The School Board discussed three health insurance bids at a Wednesday meeting, but the board will not adopt a plan or provider until it receives survey input from district employees.
Shawn Yde, the district's business manager, is working with Hays Companies to achieve a zero percent increase in health insurance costs.
"When we looked at moving forward with the budget this year, early on we made the assumption ... that it was likely we would have to implement salary freezes and keep insurance costs at zero just to balance the budget," Yde said.
Of the five carriers approached, only three companies submitted bids.

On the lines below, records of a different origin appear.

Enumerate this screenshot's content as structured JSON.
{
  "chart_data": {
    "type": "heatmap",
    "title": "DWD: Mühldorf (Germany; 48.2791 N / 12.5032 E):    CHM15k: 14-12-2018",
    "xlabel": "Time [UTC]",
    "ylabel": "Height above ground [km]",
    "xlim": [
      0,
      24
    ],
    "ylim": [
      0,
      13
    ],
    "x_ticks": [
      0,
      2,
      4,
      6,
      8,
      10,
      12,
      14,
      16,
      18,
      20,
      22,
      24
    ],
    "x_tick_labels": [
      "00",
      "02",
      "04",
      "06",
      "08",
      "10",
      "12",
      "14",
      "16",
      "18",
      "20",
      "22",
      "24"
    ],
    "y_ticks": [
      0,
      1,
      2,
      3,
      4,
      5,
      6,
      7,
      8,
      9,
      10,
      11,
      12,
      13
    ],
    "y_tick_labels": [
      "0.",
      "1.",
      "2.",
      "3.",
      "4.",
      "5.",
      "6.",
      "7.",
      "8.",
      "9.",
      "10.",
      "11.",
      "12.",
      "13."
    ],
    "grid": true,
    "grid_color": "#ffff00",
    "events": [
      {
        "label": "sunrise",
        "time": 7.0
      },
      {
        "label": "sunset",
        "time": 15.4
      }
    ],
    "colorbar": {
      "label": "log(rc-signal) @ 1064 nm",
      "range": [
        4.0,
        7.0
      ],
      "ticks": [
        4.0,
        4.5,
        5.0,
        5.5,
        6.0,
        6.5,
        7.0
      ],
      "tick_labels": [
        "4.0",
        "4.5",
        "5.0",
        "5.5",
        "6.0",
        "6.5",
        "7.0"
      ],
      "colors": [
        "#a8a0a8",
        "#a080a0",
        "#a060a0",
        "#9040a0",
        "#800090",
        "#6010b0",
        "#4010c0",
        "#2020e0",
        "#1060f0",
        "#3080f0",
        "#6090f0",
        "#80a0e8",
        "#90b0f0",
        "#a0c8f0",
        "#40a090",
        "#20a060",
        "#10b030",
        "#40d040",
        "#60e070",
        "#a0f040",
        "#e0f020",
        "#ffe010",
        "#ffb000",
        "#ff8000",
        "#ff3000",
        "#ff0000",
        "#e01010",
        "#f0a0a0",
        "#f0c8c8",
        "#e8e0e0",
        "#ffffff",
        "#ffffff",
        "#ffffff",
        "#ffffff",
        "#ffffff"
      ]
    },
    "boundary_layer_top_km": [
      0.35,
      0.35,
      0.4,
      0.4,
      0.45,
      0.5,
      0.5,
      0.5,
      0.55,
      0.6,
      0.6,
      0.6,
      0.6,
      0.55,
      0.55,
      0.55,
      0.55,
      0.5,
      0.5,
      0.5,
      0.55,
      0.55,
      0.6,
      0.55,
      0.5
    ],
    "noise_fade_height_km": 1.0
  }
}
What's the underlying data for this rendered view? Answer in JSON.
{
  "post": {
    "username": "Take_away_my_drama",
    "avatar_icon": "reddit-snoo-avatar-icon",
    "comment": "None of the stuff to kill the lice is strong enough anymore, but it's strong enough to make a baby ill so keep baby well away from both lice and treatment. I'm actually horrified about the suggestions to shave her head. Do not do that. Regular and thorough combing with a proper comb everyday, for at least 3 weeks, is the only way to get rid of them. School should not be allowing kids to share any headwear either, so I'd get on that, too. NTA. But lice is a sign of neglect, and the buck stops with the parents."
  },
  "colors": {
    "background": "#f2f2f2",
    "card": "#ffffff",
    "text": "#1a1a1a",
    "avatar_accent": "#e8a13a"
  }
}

Wisconsin Education Association Trust pitched the lowest bid — a 9 percent increase — beating out Humana's 9.19 percent increase over last year and United Health Care's 16.72 percent increase over last year.
WEA Trust originally submitted a bid for a 12 percent increase over last year, but later lowered its bid to 9 percent because it wanted to maintain its relationship with the school district.

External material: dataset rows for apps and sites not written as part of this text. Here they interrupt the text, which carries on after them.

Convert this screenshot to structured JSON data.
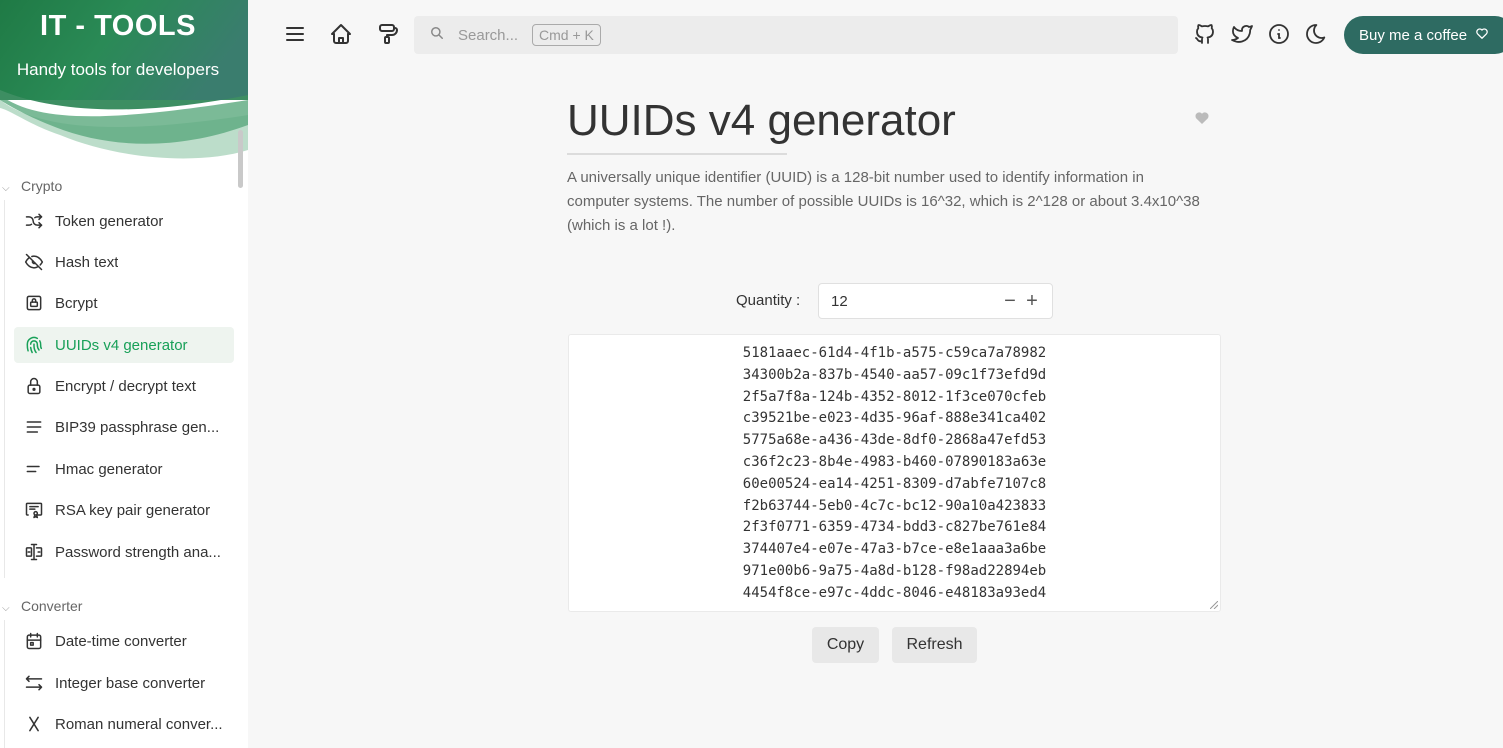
{
  "sidebar": {
    "app_title": "IT - TOOLS",
    "app_subtitle": "Handy tools for developers",
    "sections": [
      {
        "name": "Crypto",
        "items": [
          {
            "label": "Token generator",
            "icon": "shuffle-icon"
          },
          {
            "label": "Hash text",
            "icon": "eye-off-icon"
          },
          {
            "label": "Bcrypt",
            "icon": "lock-square-icon"
          },
          {
            "label": "UUIDs v4 generator",
            "icon": "fingerprint-icon",
            "active": true
          },
          {
            "label": "Encrypt / decrypt text",
            "icon": "lock-open-icon"
          },
          {
            "label": "BIP39 passphrase gen...",
            "icon": "align-justified-icon"
          },
          {
            "label": "Hmac generator",
            "icon": "short-text-icon"
          },
          {
            "label": "RSA key pair generator",
            "icon": "certificate-icon"
          },
          {
            "label": "Password strength ana...",
            "icon": "password-icon"
          }
        ]
      },
      {
        "name": "Converter",
        "items": [
          {
            "label": "Date-time converter",
            "icon": "calendar-icon"
          },
          {
            "label": "Integer base converter",
            "icon": "arrows-left-right-icon"
          },
          {
            "label": "Roman numeral conver...",
            "icon": "letter-x-icon"
          }
        ]
      }
    ]
  },
  "topbar": {
    "search_placeholder": "Search...",
    "search_shortcut": "Cmd + K",
    "coffee_label": "Buy me a coffee"
  },
  "main": {
    "title": "UUIDs v4 generator",
    "description": "A universally unique identifier (UUID) is a 128-bit number used to identify information in computer systems. The number of possible UUIDs is 16^32, which is 2^128 or about 3.4x10^38 (which is a lot !).",
    "quantity_label": "Quantity :",
    "quantity_value": "12",
    "uuids": [
      "5181aaec-61d4-4f1b-a575-c59ca7a78982",
      "34300b2a-837b-4540-aa57-09c1f73efd9d",
      "2f5a7f8a-124b-4352-8012-1f3ce070cfeb",
      "c39521be-e023-4d35-96af-888e341ca402",
      "5775a68e-a436-43de-8df0-2868a47efd53",
      "c36f2c23-8b4e-4983-b460-07890183a63e",
      "60e00524-ea14-4251-8309-d7abfe7107c8",
      "f2b63744-5eb0-4c7c-bc12-90a10a423833",
      "2f3f0771-6359-4734-bdd3-c827be761e84",
      "374407e4-e07e-47a3-b7ce-e8e1aaa3a6be",
      "971e00b6-9a75-4a8d-b128-f98ad22894eb",
      "4454f8ce-e97c-4ddc-8046-e48183a93ed4"
    ],
    "copy_label": "Copy",
    "refresh_label": "Refresh"
  },
  "colors": {
    "accent": "#18a058",
    "hero_start": "#2a7a4f",
    "hero_end": "#3a7a6a",
    "coffee_bg": "#2e6b62"
  }
}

If the district moves forward with WEA Trust as its provider, it will also be eligible for an additional 4.1 percent cost reduction through the Early Retirement Reinsurance Program credit included in the federal government's health care reform legislation.
WEA Trust also provides a 1, 2 or 3 percent credit through the insurance company's Population Health wellness program. It is optional for employees to participate in the wellness program, but some districts encourage employees to participate by offering lower rates to those who participate in the metabolic testing and other facets of the program. The testing would not be available until next school year and the program would not take effect until the following 2013-14 school year.

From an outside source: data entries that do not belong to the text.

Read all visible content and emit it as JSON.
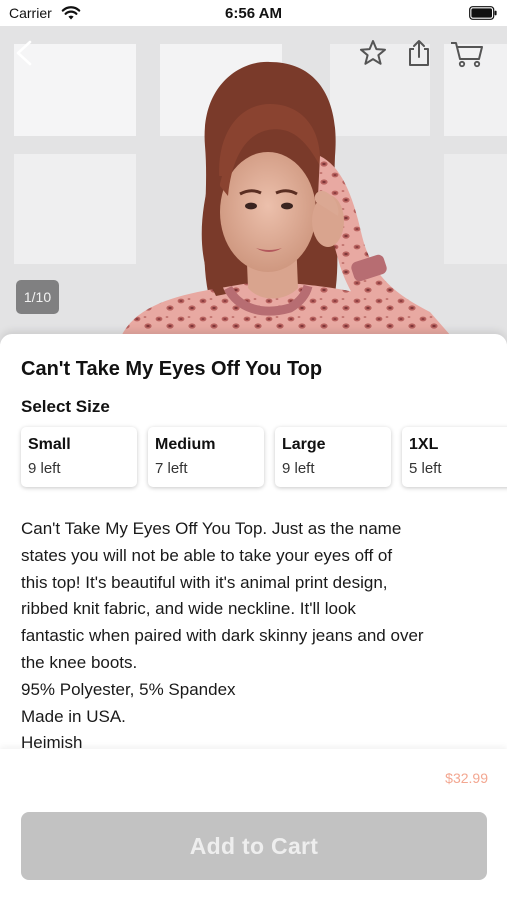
{
  "status_bar": {
    "carrier": "Carrier",
    "time": "6:56 AM"
  },
  "hero": {
    "image_counter": "1/10",
    "icons": [
      "chevron-left-icon",
      "star-icon",
      "share-icon",
      "cart-icon"
    ]
  },
  "product": {
    "title": "Can't Take My Eyes Off You Top",
    "size_heading": "Select Size",
    "sizes": [
      {
        "label": "Small",
        "stock": "9 left"
      },
      {
        "label": "Medium",
        "stock": "7 left"
      },
      {
        "label": "Large",
        "stock": "9 left"
      },
      {
        "label": "1XL",
        "stock": "5 left"
      }
    ],
    "description_lines": [
      "Can't Take My Eyes Off You Top. Just as the name",
      "states you will not be able to take your eyes off of",
      "this top! It's beautiful with it's animal print design,",
      "ribbed knit fabric, and wide neckline. It'll look",
      "fantastic when paired with dark skinny jeans and over",
      "the knee boots.",
      "95% Polyester, 5% Spandex",
      "Made in USA.",
      "Heimish"
    ]
  },
  "footer": {
    "price": "$32.99",
    "add_to_cart_label": "Add to Cart"
  },
  "colors": {
    "price": "#f3a791",
    "button_background": "#c2c2c2",
    "button_text": "#eeeeee"
  }
}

WEA Trust bid a 2.2 percent decrease in its dental plans, which is lower than other companies and cheaper than self-funding its insurance.
To get down to a zero percent increase, the district is also looking at a number of plan design changes, but administrators are not asking employees to increase their 8 percent contribution to health insurance premiums.
The discussion of WEA's low bid comes just a week after Shorewood switched away from WEA, saving $537,000. WEA is a nonprofit insurance organization created by the Wisconsin Education Association Council, the state's largest teachers union.
Yde said all schools will see different bids from WEA. Whitefish Bay's rates have always been dictated by experience, while other districts have been part of the pool.
"Some of those districts would be net payers and some of them would be beneficiaries of pool rates," Yde said. "When some districts have left WEA, they tend to be the districts who can go out and bid and find a lower rate. The ones that tend to stay were the ones that are net payers because they were probably having their rates subsidized by the other districts."